Assignment.
Extract each line of the data below exactly as written.

(Dataset rows for apps and sites)
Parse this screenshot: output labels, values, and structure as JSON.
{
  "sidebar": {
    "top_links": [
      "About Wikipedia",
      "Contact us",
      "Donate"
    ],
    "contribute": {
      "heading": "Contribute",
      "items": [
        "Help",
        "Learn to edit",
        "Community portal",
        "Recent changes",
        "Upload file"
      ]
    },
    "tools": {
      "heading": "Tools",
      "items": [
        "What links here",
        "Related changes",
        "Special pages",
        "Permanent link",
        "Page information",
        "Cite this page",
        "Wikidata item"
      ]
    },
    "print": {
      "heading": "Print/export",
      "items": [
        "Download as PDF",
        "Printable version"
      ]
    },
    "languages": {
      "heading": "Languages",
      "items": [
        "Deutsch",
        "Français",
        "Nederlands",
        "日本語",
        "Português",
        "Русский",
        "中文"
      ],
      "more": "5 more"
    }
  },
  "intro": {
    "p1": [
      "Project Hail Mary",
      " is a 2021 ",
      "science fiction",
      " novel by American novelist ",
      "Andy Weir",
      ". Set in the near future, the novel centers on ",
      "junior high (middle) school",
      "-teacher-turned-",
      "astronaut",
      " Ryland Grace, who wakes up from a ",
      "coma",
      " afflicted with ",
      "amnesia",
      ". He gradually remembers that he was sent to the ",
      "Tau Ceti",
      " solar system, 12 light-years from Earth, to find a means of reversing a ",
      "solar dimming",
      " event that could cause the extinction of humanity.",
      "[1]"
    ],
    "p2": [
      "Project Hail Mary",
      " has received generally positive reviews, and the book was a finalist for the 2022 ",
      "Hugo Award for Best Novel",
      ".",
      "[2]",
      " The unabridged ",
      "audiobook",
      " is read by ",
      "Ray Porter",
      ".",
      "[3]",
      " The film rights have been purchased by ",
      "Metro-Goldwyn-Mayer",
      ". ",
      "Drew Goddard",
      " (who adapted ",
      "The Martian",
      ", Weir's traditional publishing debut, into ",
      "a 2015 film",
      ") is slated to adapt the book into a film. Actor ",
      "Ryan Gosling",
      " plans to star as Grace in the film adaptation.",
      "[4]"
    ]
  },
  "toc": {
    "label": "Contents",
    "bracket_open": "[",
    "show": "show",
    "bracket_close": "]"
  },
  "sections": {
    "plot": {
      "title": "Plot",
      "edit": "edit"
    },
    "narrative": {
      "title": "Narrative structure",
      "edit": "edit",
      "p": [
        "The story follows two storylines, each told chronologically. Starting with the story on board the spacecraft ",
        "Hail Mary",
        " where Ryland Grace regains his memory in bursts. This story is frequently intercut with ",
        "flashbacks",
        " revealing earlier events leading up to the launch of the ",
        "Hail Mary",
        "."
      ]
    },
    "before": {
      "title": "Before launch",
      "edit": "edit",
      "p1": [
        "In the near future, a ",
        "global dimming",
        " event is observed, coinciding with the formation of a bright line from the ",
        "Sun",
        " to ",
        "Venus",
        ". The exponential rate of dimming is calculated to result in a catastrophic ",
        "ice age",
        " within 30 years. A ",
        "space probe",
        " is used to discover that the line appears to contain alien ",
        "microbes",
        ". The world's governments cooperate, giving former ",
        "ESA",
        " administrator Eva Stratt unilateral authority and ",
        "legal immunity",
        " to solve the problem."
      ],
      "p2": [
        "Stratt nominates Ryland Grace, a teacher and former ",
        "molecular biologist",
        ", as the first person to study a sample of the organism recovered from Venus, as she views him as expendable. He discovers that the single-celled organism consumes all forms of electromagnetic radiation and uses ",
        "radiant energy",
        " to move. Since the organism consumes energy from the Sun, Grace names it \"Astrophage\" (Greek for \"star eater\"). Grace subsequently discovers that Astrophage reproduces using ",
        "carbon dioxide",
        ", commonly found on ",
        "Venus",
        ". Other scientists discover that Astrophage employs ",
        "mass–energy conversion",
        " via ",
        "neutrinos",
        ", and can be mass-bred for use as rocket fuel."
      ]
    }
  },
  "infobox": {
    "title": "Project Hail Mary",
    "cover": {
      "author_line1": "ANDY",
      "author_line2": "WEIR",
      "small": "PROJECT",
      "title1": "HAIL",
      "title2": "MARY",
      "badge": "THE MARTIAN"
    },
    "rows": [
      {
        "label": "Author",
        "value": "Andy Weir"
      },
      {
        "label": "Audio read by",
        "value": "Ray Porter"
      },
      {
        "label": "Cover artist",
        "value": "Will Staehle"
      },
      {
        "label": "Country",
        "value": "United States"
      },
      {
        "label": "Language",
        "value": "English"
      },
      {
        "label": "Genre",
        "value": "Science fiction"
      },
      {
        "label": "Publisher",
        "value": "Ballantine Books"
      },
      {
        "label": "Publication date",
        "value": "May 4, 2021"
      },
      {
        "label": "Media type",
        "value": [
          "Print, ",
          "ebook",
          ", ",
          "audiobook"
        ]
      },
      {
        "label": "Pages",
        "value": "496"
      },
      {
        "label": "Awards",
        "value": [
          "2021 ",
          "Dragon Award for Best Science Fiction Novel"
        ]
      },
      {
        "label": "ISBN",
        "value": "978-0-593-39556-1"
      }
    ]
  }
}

Answer for the task.
Parse this screenshot: output labels, values, and structure as JSON.
{
  "sidebar": {
    "top_links": [
      "About Wikipedia",
      "Contact us",
      "Donate"
    ],
    "contribute": {
      "heading": "Contribute",
      "items": [
        "Help",
        "Learn to edit",
        "Community portal",
        "Recent changes",
        "Upload file"
      ]
    },
    "tools": {
      "heading": "Tools",
      "items": [
        "What links here",
        "Related changes",
        "Special pages",
        "Permanent link",
        "Page information",
        "Cite this page",
        "Wikidata item"
      ]
    },
    "print": {
      "heading": "Print/export",
      "items": [
        "Download as PDF",
        "Printable version"
      ]
    },
    "languages": {
      "heading": "Languages",
      "items": [
        "Deutsch",
        "Français",
        "Nederlands",
        "日本語",
        "Português",
        "Русский",
        "中文"
      ],
      "more": "5 more"
    }
  },
  "intro": {
    "p1": [
      "Project Hail Mary",
      " is a 2021 ",
      "science fiction",
      " novel by American novelist ",
      "Andy Weir",
      ". Set in the near future, the novel centers on ",
      "junior high (middle) school",
      "-teacher-turned-",
      "astronaut",
      " Ryland Grace, who wakes up from a ",
      "coma",
      " afflicted with ",
      "amnesia",
      ". He gradually remembers that he was sent to the ",
      "Tau Ceti",
      " solar system, 12 light-years from Earth, to find a means of reversing a ",
      "solar dimming",
      " event that could cause the extinction of humanity.",
      "[1]"
    ],
    "p2": [
      "Project Hail Mary",
      " has received generally positive reviews, and the book was a finalist for the 2022 ",
      "Hugo Award for Best Novel",
      ".",
      "[2]",
      " The unabridged ",
      "audiobook",
      " is read by ",
      "Ray Porter",
      ".",
      "[3]",
      " The film rights have been purchased by ",
      "Metro-Goldwyn-Mayer",
      ". ",
      "Drew Goddard",
      " (who adapted ",
      "The Martian",
      ", Weir's traditional publishing debut, into ",
      "a 2015 film",
      ") is slated to adapt the book into a film. Actor ",
      "Ryan Gosling",
      " plans to star as Grace in the film adaptation.",
      "[4]"
    ]
  },
  "toc": {
    "label": "Contents",
    "bracket_open": "[",
    "show": "show",
    "bracket_close": "]"
  },
  "sections": {
    "plot": {
      "title": "Plot",
      "edit": "edit"
    },
    "narrative": {
      "title": "Narrative structure",
      "edit": "edit",
      "p": [
        "The story follows two storylines, each told chronologically. Starting with the story on board the spacecraft ",
        "Hail Mary",
        " where Ryland Grace regains his memory in bursts. This story is frequently intercut with ",
        "flashbacks",
        " revealing earlier events leading up to the launch of the ",
        "Hail Mary",
        "."
      ]
    },
    "before": {
      "title": "Before launch",
      "edit": "edit",
      "p1": [
        "In the near future, a ",
        "global dimming",
        " event is observed, coinciding with the formation of a bright line from the ",
        "Sun",
        " to ",
        "Venus",
        ". The exponential rate of dimming is calculated to result in a catastrophic ",
        "ice age",
        " within 30 years. A ",
        "space probe",
        " is used to discover that the line appears to contain alien ",
        "microbes",
        ". The world's governments cooperate, giving former ",
        "ESA",
        " administrator Eva Stratt unilateral authority and ",
        "legal immunity",
        " to solve the problem."
      ],
      "p2": [
        "Stratt nominates Ryland Grace, a teacher and former ",
        "molecular biologist",
        ", as the first person to study a sample of the organism recovered from Venus, as she views him as expendable. He discovers that the single-celled organism consumes all forms of electromagnetic radiation and uses ",
        "radiant energy",
        " to move. Since the organism consumes energy from the Sun, Grace names it \"Astrophage\" (Greek for \"star eater\"). Grace subsequently discovers that Astrophage reproduces using ",
        "carbon dioxide",
        ", commonly found on ",
        "Venus",
        ". Other scientists discover that Astrophage employs ",
        "mass–energy conversion",
        " via ",
        "neutrinos",
        ", and can be mass-bred for use as rocket fuel."
      ]
    }
  },
  "infobox": {
    "title": "Project Hail Mary",
    "cover": {
      "author_line1": "ANDY",
      "author_line2": "WEIR",
      "small": "PROJECT",
      "title1": "HAIL",
      "title2": "MARY",
      "badge": "THE MARTIAN"
    },
    "rows": [
      {
        "label": "Author",
        "value": "Andy Weir"
      },
      {
        "label": "Audio read by",
        "value": "Ray Porter"
      },
      {
        "label": "Cover artist",
        "value": "Will Staehle"
      },
      {
        "label": "Country",
        "value": "United States"
      },
      {
        "label": "Language",
        "value": "English"
      },
      {
        "label": "Genre",
        "value": "Science fiction"
      },
      {
        "label": "Publisher",
        "value": "Ballantine Books"
      },
      {
        "label": "Publication date",
        "value": "May 4, 2021"
      },
      {
        "label": "Media type",
        "value": [
          "Print, ",
          "ebook",
          ", ",
          "audiobook"
        ]
      },
      {
        "label": "Pages",
        "value": "496"
      },
      {
        "label": "Awards",
        "value": [
          "2021 ",
          "Dragon Award for Best Science Fiction Novel"
        ]
      },
      {
        "label": "ISBN",
        "value": "978-0-593-39556-1"
      }
    ]
  }
}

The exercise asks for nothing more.